Hospital food isn’t exactly the most palatable variety of food. But when your kin is admitted to a hospital, food is rarely on top of your list of priorities. That is exactly what Seva Kitchen has been looking to change since the idea germinated in 2014.
That was the year Nagpur-resident Khushroo Poacha had to admit his mother to a hospital because she was keeping unwell. It was she who first observed how patients, and even more so their relatives, were unable to get a proper meal.
She mentioned this to Poacha, who made a mental note. She passed away a few months later, but the idea remained with Poacha – a Central Railway employee. Moved by the plight of patients and their employees, he decided to deliver 25 meals one day to the kin of patients admitted to the same hospital his mother was treated in.
This, in effect, was the start of Seva Kitchen.
The growth of Seva Kitchen
As Poacha’s friends came to know about his initiative, they too showed the willingness to contribute. In the early days, they pitched in with the raw materials.
However, Poacha subsequently mandated that if people wanted to contribute, they had to cook and deliver the meals themselves.

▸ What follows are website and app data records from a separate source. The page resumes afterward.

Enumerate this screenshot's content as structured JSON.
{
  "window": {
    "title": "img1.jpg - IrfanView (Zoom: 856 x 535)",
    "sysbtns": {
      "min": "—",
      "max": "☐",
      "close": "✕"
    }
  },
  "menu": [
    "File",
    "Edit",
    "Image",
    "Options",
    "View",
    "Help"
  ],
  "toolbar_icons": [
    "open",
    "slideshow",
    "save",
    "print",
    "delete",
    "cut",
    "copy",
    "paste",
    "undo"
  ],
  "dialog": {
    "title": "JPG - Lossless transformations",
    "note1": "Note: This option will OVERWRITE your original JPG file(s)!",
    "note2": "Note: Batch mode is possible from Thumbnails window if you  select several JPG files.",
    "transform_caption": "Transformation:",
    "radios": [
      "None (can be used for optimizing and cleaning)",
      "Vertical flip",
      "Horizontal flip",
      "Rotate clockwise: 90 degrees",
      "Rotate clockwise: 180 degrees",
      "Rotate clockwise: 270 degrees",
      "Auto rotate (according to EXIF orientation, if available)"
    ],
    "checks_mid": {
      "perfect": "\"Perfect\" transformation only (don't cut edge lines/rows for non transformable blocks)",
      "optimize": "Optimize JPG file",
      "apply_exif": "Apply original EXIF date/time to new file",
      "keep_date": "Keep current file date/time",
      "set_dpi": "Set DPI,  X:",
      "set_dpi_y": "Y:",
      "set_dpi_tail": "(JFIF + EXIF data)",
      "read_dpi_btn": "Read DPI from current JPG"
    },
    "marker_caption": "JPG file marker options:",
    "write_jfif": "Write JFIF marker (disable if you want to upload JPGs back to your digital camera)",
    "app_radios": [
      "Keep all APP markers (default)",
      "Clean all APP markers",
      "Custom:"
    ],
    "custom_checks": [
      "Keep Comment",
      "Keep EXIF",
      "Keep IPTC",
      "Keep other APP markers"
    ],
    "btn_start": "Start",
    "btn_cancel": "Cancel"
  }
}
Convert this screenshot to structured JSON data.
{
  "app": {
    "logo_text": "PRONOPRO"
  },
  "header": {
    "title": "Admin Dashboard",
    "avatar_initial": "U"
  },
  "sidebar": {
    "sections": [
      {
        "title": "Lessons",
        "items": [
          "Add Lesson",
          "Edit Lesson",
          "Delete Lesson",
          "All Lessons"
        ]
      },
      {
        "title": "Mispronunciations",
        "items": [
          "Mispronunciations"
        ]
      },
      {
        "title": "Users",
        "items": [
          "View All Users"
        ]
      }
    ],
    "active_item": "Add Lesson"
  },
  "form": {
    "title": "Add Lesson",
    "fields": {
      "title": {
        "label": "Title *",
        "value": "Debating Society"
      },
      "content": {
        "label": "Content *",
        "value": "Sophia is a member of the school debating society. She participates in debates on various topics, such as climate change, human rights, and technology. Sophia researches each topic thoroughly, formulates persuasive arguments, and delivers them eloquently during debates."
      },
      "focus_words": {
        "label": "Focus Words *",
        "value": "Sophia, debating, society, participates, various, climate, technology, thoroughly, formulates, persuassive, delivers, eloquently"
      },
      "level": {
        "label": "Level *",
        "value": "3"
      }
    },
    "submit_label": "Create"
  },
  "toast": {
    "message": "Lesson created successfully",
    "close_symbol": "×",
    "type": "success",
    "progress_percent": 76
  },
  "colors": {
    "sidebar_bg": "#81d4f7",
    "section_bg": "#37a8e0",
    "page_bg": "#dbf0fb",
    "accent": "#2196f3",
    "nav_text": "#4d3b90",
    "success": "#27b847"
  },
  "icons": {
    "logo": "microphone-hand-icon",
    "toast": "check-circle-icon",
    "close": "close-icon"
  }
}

The aim, Poacha said, was not to accept money but get people involved.
“Soon, people were delivering 100-150 meals every on a regular basis to those who needed them the most,” he told Times Of Food over the phone.
Here’s an example:
Neki Ka Pitara
As Seva Kitchen expanded beyond Nagpur, Poacha turned his attention to other aspects of patient welfare. “We noticed that some patients in needs of milk, fruits and juices were not getting them,” he said. And that’s how Neki Ka Pitara was born.
The name literally translates to “box of kindness.” In its physical form, a Neki Ka Pitara is a refrigerator installed in hospitals that is filled with essential food items that patients can avail for free.
Poacha explained that people have enrolled as contributors to the Neki Ka Pitara across six cities: Nagpur, Bangalore, Hyderabad, Jamnagar, New Delhi and Thane. Each time someone at any of the hospitals – where a Neki Ka Pitara is installed – finds that the refrigerator is empty, it falls on one person after the other on this list of contributors to fill it up.
Then, in January this year, an app was launched to pick up excess food from social functions and share them with the underprivileged.
“This is not leftover food,” Poacha clarified. “Leftover food would mean food left uneaten on the plate. No. This means food that was not served and could otherwise go to waste.”
Since Poacha launched this initiative, volunteers have, in at least 40 instances across India picked, up excess food from functions and distributed them to those who need food the most.
All three initiatives reflect the mantra on the Seva Kitchen official website: “Respect the dignity of those who you serve.”